RELATED: WHAT IS THE PROBABILITY OF A HUGE CIVILIZATION-ENDING ASTEROID IMPACT?
Kaguya detects 800-million-year-old asteroid shower
Led via an Osaka University team, the researchers investigated the ages of formation for 59 lunar craters with diameters of roughly 12.4 miles (20 km) using the Kaguya lunar orbiter spacecraft's Terrain Camera (TC).
The Kaguya mission — formerly called SELENE, for SELenological and ENgineering Explorer) — falls under the purview of the Japanese Space Agency (JAXA).
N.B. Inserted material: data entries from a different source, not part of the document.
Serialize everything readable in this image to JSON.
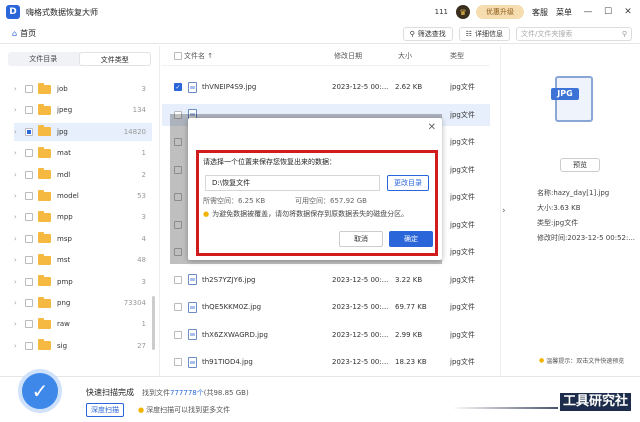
{
  "app": {
    "title": "嗨格式数据恢复大师",
    "count": "111",
    "upgrade": "优惠升级",
    "service": "客服",
    "menu": "菜单"
  },
  "window": {
    "minimize": "—",
    "maximize": "☐",
    "close": "✕"
  },
  "nav": {
    "home": "首页",
    "filter": "筛选查找",
    "details": "详细信息",
    "search_placeholder": "文件/文件夹搜索"
  },
  "sidebar": {
    "tabs": [
      "文件目录",
      "文件类型"
    ],
    "items": [
      {
        "name": "job",
        "count": "3"
      },
      {
        "name": "jpeg",
        "count": "134"
      },
      {
        "name": "jpg",
        "count": "14820"
      },
      {
        "name": "mat",
        "count": "1"
      },
      {
        "name": "mdl",
        "count": "2"
      },
      {
        "name": "model",
        "count": "53"
      },
      {
        "name": "mpp",
        "count": "3"
      },
      {
        "name": "msp",
        "count": "4"
      },
      {
        "name": "mst",
        "count": "48"
      },
      {
        "name": "pmp",
        "count": "3"
      },
      {
        "name": "png",
        "count": "73304"
      },
      {
        "name": "raw",
        "count": "1"
      },
      {
        "name": "sig",
        "count": "27"
      }
    ]
  },
  "filelist": {
    "headers": {
      "name": "文件名",
      "date": "修改日期",
      "size": "大小",
      "type": "类型"
    },
    "rows": [
      {
        "name": "thVNEIP4S9.jpg",
        "date": "2023-12-5 00:...",
        "size": "2.62 KB",
        "type": "jpg文件",
        "checked": true
      },
      {
        "name": "",
        "date": "",
        "size": "",
        "type": "jpg文件",
        "checked": false
      },
      {
        "name": "",
        "date": "",
        "size": "",
        "type": "jpg文件",
        "checked": false
      },
      {
        "name": "",
        "date": "",
        "size": "",
        "type": "jpg文件",
        "checked": false
      },
      {
        "name": "",
        "date": "",
        "size": "",
        "type": "jpg文件",
        "checked": false
      },
      {
        "name": "",
        "date": "",
        "size": "",
        "type": "jpg文件",
        "checked": false
      },
      {
        "name": "",
        "date": "",
        "size": "",
        "type": "jpg文件",
        "checked": false
      },
      {
        "name": "th2S7YZJY6.jpg",
        "date": "2023-12-5 00:...",
        "size": "3.22 KB",
        "type": "jpg文件",
        "checked": false
      },
      {
        "name": "thQE5KKM0Z.jpg",
        "date": "2023-12-5 00:...",
        "size": "69.77 KB",
        "type": "jpg文件",
        "checked": false
      },
      {
        "name": "thX6ZXWAGRD.jpg",
        "date": "2023-12-5 00:...",
        "size": "2.99 KB",
        "type": "jpg文件",
        "checked": false
      },
      {
        "name": "th91TIOD4.jpg",
        "date": "2023-12-5 00:...",
        "size": "18.23 KB",
        "type": "jpg文件",
        "checked": false
      }
    ]
  },
  "preview": {
    "badge": "JPG",
    "button": "预览",
    "name": "名称:hazy_day[1].jpg",
    "size": "大小:3.63 KB",
    "type": "类型:jpg文件",
    "modified": "修改时间:2023-12-5 00:52:...",
    "tip": "温馨提示：双击文件快速预览"
  },
  "bottom": {
    "done": "快速扫描完成",
    "found_prefix": "找到文件",
    "found_count": "777778个",
    "found_size": "(共98.85 GB)",
    "deep_scan": "深度扫描",
    "deep_tip": "深度扫描可以找到更多文件",
    "watermark": "工具研究社"
  },
  "modal": {
    "title": "请选择一个位置来保存您恢复出来的数据：",
    "path": "D:\\恢复文件",
    "change": "更改目录",
    "required": "所需空间：6.25 KB",
    "available": "可用空间：657.92 GB",
    "warning": "为避免数据被覆盖，请勿将数据保存到原数据丢失的磁盘分区。",
    "cancel": "取消",
    "ok": "确定"
  }
}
More specifically, the researchers proved that an asteroid 62.1 miles (100 kilometers) in diameter experienced disruption 800 million years ago (800 Ma). It then broke down into at least 8 to 11 × 10^16 pounds (4 to 5 × 10^16 kilograms) of meteoroids — roughly 30 to 60 times more massive than the Chicxulub impact — and plunged into both the Earth and moon.
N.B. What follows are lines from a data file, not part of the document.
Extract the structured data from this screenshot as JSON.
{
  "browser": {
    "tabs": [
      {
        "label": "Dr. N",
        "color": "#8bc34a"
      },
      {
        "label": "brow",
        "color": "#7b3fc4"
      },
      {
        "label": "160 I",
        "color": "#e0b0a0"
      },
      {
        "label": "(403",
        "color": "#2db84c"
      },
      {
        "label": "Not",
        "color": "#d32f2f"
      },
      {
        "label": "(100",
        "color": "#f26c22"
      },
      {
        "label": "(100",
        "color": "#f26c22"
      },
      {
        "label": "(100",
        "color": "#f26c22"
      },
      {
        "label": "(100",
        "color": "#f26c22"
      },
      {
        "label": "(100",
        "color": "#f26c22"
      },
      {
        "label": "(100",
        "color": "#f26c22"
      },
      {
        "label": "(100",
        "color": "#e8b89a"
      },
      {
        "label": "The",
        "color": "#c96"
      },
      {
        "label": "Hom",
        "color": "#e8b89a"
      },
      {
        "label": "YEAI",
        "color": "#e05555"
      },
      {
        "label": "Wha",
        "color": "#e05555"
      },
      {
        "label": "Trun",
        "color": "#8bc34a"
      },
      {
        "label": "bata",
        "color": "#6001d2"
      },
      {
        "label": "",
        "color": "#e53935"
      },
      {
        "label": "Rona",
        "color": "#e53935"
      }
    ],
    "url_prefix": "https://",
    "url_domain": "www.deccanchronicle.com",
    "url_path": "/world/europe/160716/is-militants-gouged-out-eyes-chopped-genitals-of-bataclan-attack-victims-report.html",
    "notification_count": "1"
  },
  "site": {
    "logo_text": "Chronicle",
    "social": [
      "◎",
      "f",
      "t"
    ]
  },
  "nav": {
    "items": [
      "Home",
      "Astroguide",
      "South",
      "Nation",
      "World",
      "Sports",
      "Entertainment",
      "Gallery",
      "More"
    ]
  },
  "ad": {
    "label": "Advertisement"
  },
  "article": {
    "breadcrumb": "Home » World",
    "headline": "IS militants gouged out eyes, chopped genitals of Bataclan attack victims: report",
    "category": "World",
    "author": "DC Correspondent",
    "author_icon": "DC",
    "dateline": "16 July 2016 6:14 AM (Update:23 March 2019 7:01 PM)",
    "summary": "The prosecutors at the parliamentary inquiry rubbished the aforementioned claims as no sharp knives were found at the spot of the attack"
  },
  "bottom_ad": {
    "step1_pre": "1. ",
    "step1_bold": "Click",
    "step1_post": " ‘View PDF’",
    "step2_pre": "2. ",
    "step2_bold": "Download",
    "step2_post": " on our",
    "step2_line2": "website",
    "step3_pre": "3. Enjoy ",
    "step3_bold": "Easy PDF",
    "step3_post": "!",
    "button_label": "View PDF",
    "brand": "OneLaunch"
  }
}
Asteroid impact sheds light on Cretaceous extinction
This discovery answers a long-held suspicion that a thin layer of iridium (Ir) enrichment (a rare element on Earth) — dating back 65.5 Ma and detected globally — suggests that a 6-to-9-mile (10-to-15-kilometer) in diameter asteroid slammed into the Earth, either causing or accelerating the Cretaceous mass extinction.
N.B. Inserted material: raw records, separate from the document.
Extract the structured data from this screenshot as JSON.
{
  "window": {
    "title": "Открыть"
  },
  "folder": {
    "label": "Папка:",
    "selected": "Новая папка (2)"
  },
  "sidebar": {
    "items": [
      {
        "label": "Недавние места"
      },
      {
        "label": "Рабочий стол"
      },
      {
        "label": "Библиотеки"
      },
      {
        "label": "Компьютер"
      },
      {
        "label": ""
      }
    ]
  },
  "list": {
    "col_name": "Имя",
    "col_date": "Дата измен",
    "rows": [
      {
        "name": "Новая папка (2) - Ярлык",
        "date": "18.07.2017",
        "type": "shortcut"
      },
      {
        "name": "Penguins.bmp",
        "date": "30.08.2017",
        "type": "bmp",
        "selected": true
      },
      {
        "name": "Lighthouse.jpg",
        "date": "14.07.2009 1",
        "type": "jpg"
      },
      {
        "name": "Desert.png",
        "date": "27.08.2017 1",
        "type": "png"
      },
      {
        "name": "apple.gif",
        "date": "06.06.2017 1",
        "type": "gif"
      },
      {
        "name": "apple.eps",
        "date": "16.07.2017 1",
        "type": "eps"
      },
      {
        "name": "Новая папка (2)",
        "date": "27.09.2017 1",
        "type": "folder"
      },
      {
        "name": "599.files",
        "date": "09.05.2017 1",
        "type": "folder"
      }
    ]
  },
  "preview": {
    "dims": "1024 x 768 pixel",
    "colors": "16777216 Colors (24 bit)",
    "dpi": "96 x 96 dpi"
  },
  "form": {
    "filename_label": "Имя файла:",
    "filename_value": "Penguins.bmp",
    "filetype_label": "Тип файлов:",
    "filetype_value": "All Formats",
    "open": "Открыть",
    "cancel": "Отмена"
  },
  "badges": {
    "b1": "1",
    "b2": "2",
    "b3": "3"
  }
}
Of course, this is a rare occurrence in our planet's history. The probability of an asteroid impact of this scale is estimated at once every 100 Ma. Impact craters created on Earth before 600 Ma are long-erased from years of erosion, volcanic activity, and other geological processes. Hence, the researchers needed to look to the moon where erosion is practically non-existent to study that period in the history of the Earth-moon system.
The team investigated the age distribution of 59 large craters with diameters larger than roughly 12.4 miles (20 kilometers) — focusing on the density of 0.06-to-0.6-mile-(0.1-to-1-kilometer)-diameter craters within the ejecta of all 59 craters. For example, the Copernicus crater — roughly 57.7 miles (93 kilometers) in diameter — along with its surrounding craters were investigated. The density of 860 craters — each with a diameter of 0.06 to 0.6 miles (0.1 to 1 kilometer) — was examined to calculate the age of the Copernicus crater.
The researchers found 8 to 59 craters showed signs of forming at the same time — a record-setting discovery.
Earth, moon impact 30 to 60 times that of Chicxulub impact
Since crater scalding laws and the probabilities of collision with the Earth and moon, at least 8 to 11 × 10^16 pounds (4 to 5 × 10^16 kilograms) of meteoroids roughly 30 to 60 times more than the infamous Chicxulub impact must have slammed into our planet just before the Cryogenian (720 to 635 Ma) — known as a time of significant biological and environmental changes.
"Our research results have provided a novel perspective on earth science and planetary science," said the study's lead author Professor Terada, according to an early release. "They will yield a wide range of positive effects in various research fields."
It's difficult to investigate ancient asteroid impacts because of the Earth's natural erosion and volcanic activity. This is why to learn more about bad days long forgotten by the organisms and geological surface of the Earth, spacecraft like the lunar-orbiting Kaguya from JAXA are the best-known way to fill in the historical gaps — by taking a look at our satellite, the moon.